At this point in the cross-examination, Ms. Hoskins’s demeanor, which had been feisty, began to crack and she lifted her glasses up to wipe tears away with a paper napkin.
Bonds eventually contacted the FBI about his allegation against Mr. Hoskins.
In response, Ms. Hoskins said on the stand, her brother contacted the FBI and told agents about the injection his sister had witnessed.
When later it became clear that the FBI was going to ask her about the incident, she got a lawyer because her brother “threw me under the bus, and that’s why I’m over here,” she said.
When prosecutor Matthew Parrella questioned her, he asked her: “Are you testifying here just to back your brother up?”
“Absolutely not,” she responded.
“Are you happy being here?”
“No,” she said, choking up and lifting her glasses to wipe more tears away. “I was put in the middle of this.”
Ms. Hoskins’s story is particularly poignant, says Derek Van Rheenen, director of Cultural Studies of Sport in Education at the University of California at Berkeley.
“She was witnessing unethical behavior and turning a blind eye,” he says. “We need to ask ourselves, what investment do I have in this person that’s causing me to ignore my own values?"
“If you’re turning a blind eye because you’ll be out of a job or feeling like you’ll betray someone, that’s a challenging position to be in, particularly if your livelihood depends upon it,” he adds.
Yet, in some ways, Dr. Rheenen sees Anderson’s situation as the most intriguing. Anderson has not appeared at the trial because he has been in jail more than a year for refusing to cooperate with federal investigators.
But his name has been ubiquitous at the proceedings.
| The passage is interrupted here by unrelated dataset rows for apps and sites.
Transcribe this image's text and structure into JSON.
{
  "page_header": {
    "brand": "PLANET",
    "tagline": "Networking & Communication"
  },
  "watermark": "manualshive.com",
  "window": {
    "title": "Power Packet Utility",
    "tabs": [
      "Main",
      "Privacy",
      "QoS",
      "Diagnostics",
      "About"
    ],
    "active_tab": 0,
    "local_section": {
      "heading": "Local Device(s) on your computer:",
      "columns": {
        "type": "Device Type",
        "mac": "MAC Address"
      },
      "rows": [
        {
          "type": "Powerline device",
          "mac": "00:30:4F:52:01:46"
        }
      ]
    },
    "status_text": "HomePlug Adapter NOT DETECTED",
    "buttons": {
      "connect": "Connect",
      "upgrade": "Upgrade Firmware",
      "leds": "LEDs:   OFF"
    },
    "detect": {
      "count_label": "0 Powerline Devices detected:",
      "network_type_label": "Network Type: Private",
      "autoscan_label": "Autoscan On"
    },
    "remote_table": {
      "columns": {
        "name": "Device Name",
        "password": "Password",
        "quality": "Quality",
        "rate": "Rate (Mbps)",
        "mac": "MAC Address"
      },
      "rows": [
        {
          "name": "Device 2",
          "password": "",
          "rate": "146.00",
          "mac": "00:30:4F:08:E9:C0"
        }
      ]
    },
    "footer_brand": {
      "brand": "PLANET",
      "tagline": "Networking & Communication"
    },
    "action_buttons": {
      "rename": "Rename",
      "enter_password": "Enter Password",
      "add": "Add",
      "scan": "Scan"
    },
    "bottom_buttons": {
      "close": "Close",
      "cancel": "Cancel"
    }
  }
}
Four witnesses – Jason Giambi; his brother, Jeremy; Marvin Bernard; and Randy Velarde, all current or former professional baseball players – testified that they used banned steroids, some of which they bought from Anderson, who apparently used his association with Bonds to find new clients for a dubious concoction he called “the cream and the clear.”
“He’s the only one who has paid any price for his behavior so far, certainly with going to prison,” says Rheenen. “In a way that’s honorable.”
But on the other hand, “sometimes loyalty runs face to face up against ethics,” Rheenen says. “We really honor loyalty, but if your loyalty is part of unethical behavior then that loyalty has to come into question.”